TASK ITEM: Wherever the word "Please" appears in a line of the records, copy that line.

Segment Open

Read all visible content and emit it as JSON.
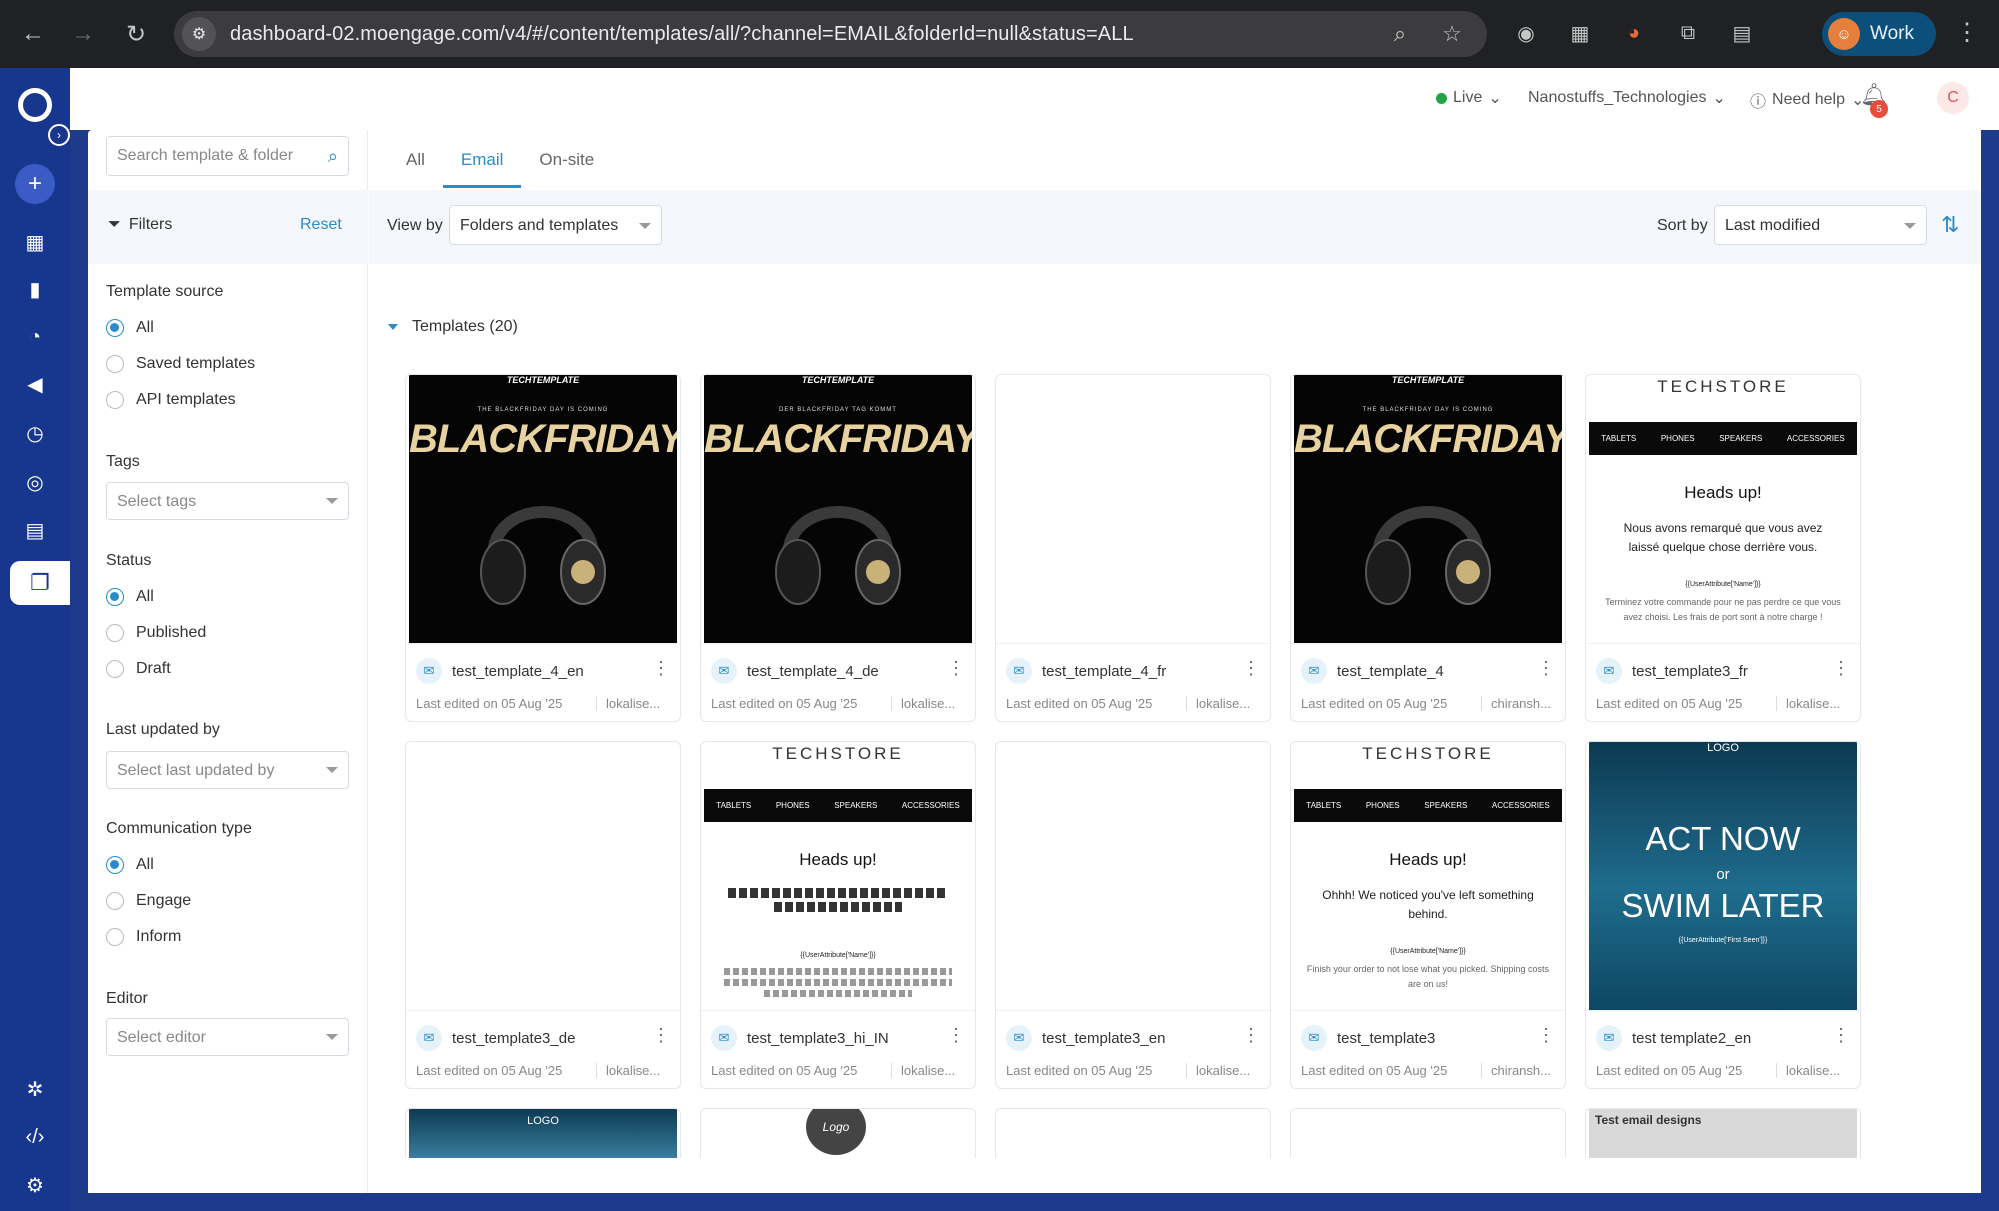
{
  "browser": {
    "url": "dashboard-02.moengage.com/v4/#/content/templates/all/?channel=EMAIL&folderId=null&status=ALL",
    "profile_name": "Work"
  },
  "topbar": {
    "env_label": "Live",
    "workspace": "Nanostuffs_Technologies",
    "help_label": "Need help",
    "notifications": "5",
    "user_initial": "C"
  },
  "search": {
    "placeholder": "Search template & folder"
  },
  "filters": {
    "title": "Filters",
    "reset_label": "Reset",
    "template_source": {
      "title": "Template source",
      "options": [
        "All",
        "Saved templates",
        "API templates"
      ]
    },
    "tags": {
      "title": "Tags",
      "placeholder": "Select tags"
    },
    "status": {
      "title": "Status",
      "options": [
        "All",
        "Published",
        "Draft"
      ]
    },
    "last_updated_by": {
      "title": "Last updated by",
      "placeholder": "Select last updated by"
    },
    "communication_type": {
      "title": "Communication type",
      "options": [
        "All",
        "Engage",
        "Inform"
      ]
    },
    "editor": {
      "title": "Editor",
      "placeholder": "Select editor"
    }
  },
  "tabs": [
    "All",
    "Email",
    "On-site"
  ],
  "toolbar": {
    "view_by_label": "View by",
    "view_by_value": "Folders and templates",
    "sort_by_label": "Sort by",
    "sort_by_value": "Last modified"
  },
  "templates_header": "Templates (20)",
  "thumbs": {
    "bf_brand": "TECHTEMPLATE",
    "bf_sub_en": "THE BLACKFRIDAY DAY IS COMING",
    "bf_sub_de": "DER BLACKFRIDAY TAG KOMMT",
    "bf_title": "BLACKFRIDAY",
    "ts_logo": "TECHSTORE",
    "ts_nav": [
      "TABLETS",
      "PHONES",
      "SPEAKERS",
      "ACCESSORIES"
    ],
    "ts_heads": "Heads up!",
    "ts_fr_msg": "Nous avons remarqué que vous avez laissé quelque chose derrière vous.",
    "ts_attr": "{{UserAttribute['Name']}}",
    "ts_fr_small": "Terminez votre commande pour ne pas perdre ce que vous avez choisi. Les frais de port sont à notre charge !",
    "ts_en_msg": "Ohhh! We noticed you've left something behind.",
    "ts_en_small": "Finish your order to not lose what you picked. Shipping costs are on us!",
    "act_logo": "LOGO",
    "act_l1": "ACT NOW",
    "act_l2": "or",
    "act_l3": "SWIM LATER",
    "act_attr": "{{UserAttribute['First Seen']}}",
    "your_logo": "Logo",
    "test_email": "Test email designs"
  },
  "cards": [
    {
      "name": "test_template_4_en",
      "edited": "Last edited on 05 Aug '25",
      "by": "lokalise..."
    },
    {
      "name": "test_template_4_de",
      "edited": "Last edited on 05 Aug '25",
      "by": "lokalise..."
    },
    {
      "name": "test_template_4_fr",
      "edited": "Last edited on 05 Aug '25",
      "by": "lokalise..."
    },
    {
      "name": "test_template_4",
      "edited": "Last edited on 05 Aug '25",
      "by": "chiransh..."
    },
    {
      "name": "test_template3_fr",
      "edited": "Last edited on 05 Aug '25",
      "by": "lokalise..."
    },
    {
      "name": "test_template3_de",
      "edited": "Last edited on 05 Aug '25",
      "by": "lokalise..."
    },
    {
      "name": "test_template3_hi_IN",
      "edited": "Last edited on 05 Aug '25",
      "by": "lokalise..."
    },
    {
      "name": "test_template3_en",
      "edited": "Last edited on 05 Aug '25",
      "by": "lokalise..."
    },
    {
      "name": "test_template3",
      "edited": "Last edited on 05 Aug '25",
      "by": "chiransh..."
    },
    {
      "name": "test template2_en",
      "edited": "Last edited on 05 Aug '25",
      "by": "lokalise..."
    }
  ],
  "colors": {
    "accent": "#2a8bc9",
    "rail": "#17378e",
    "live": "#22a447"
  }
}
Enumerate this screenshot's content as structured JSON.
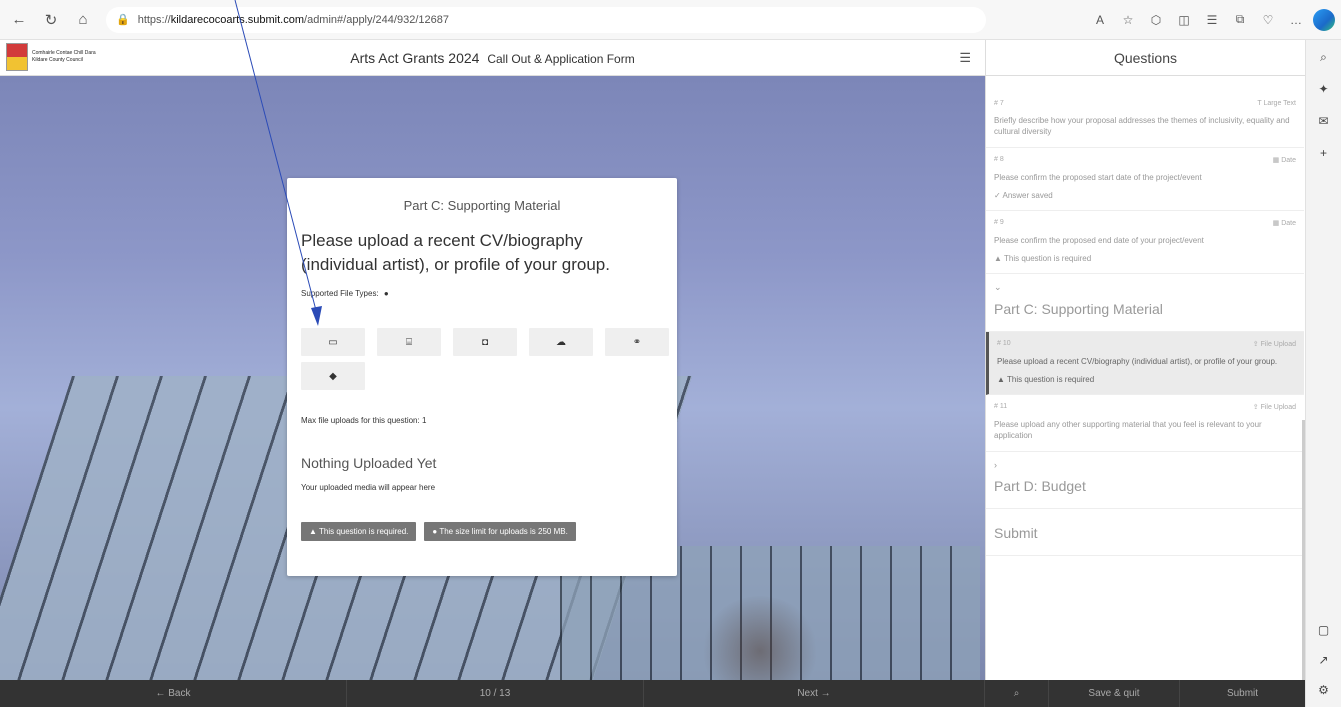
{
  "browser": {
    "url_prefix": "https://",
    "url_host": "kildarecocoarts.submit.com",
    "url_path": "/admin#/apply/244/932/12687"
  },
  "logo": {
    "line1": "Comhairle Contae Chill Dara",
    "line2": "Kildare County Council"
  },
  "header": {
    "title": "Arts Act Grants 2024",
    "subtitle": "Call Out & Application Form"
  },
  "card": {
    "section": "Part C: Supporting Material",
    "question": "Please upload a recent CV/biography (individual artist), or profile of your group.",
    "file_types_label": "Supported File Types:",
    "max_uploads": "Max file uploads for this question: 1",
    "nothing_uploaded": "Nothing Uploaded Yet",
    "media_hint": "Your uploaded media will appear here",
    "required_badge": "This question is required.",
    "size_badge": "The size limit for uploads is 250 MB."
  },
  "panel": {
    "title": "Questions",
    "items": [
      {
        "num": "# 7",
        "type": "Large Text",
        "text": "Briefly describe how your proposal addresses the themes of inclusivity, equality and cultural diversity",
        "status": ""
      },
      {
        "num": "# 8",
        "type": "Date",
        "text": "Please confirm the proposed start date of the project/event",
        "status": "Answer saved"
      },
      {
        "num": "# 9",
        "type": "Date",
        "text": "Please confirm the proposed end date of your project/event",
        "status": "This question is required"
      },
      {
        "num": "# 10",
        "type": "File Upload",
        "text": "Please upload a recent CV/biography (individual artist), or profile of your group.",
        "status": "This question is required"
      },
      {
        "num": "# 11",
        "type": "File Upload",
        "text": "Please upload any other supporting material that you feel is relevant to your application",
        "status": ""
      }
    ],
    "part_c": "Part C: Supporting Material",
    "part_d": "Part D: Budget",
    "submit": "Submit"
  },
  "footer": {
    "back": "Back",
    "page": "10 / 13",
    "next": "Next",
    "save": "Save & quit",
    "submit": "Submit"
  }
}
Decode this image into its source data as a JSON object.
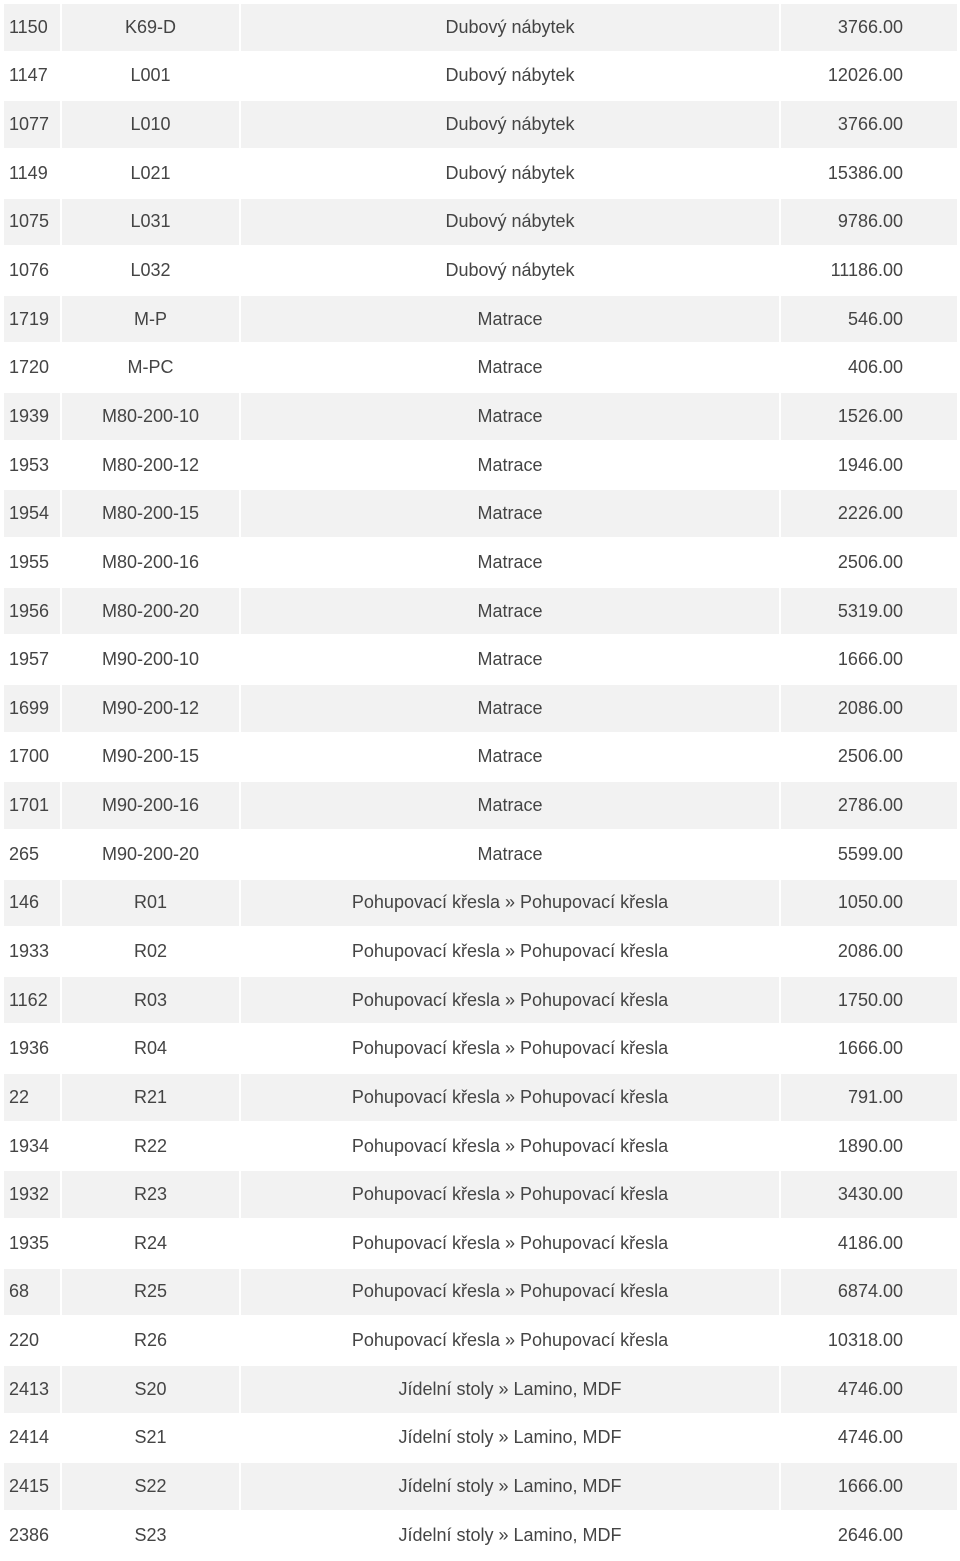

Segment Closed

PROBLEM SOLUTION:
    "question": "Please upload a recent CV/biography (individual artist), or profile of your group.",
        "text": "Please confirm the proposed start date of the project/event",
        "text": "Please confirm the proposed end date of your project/event",
        "text": "Please upload a recent CV/biography (individual artist), or profile of your group.",
        "text": "Please upload any other supporting material that you feel is relevant to your application",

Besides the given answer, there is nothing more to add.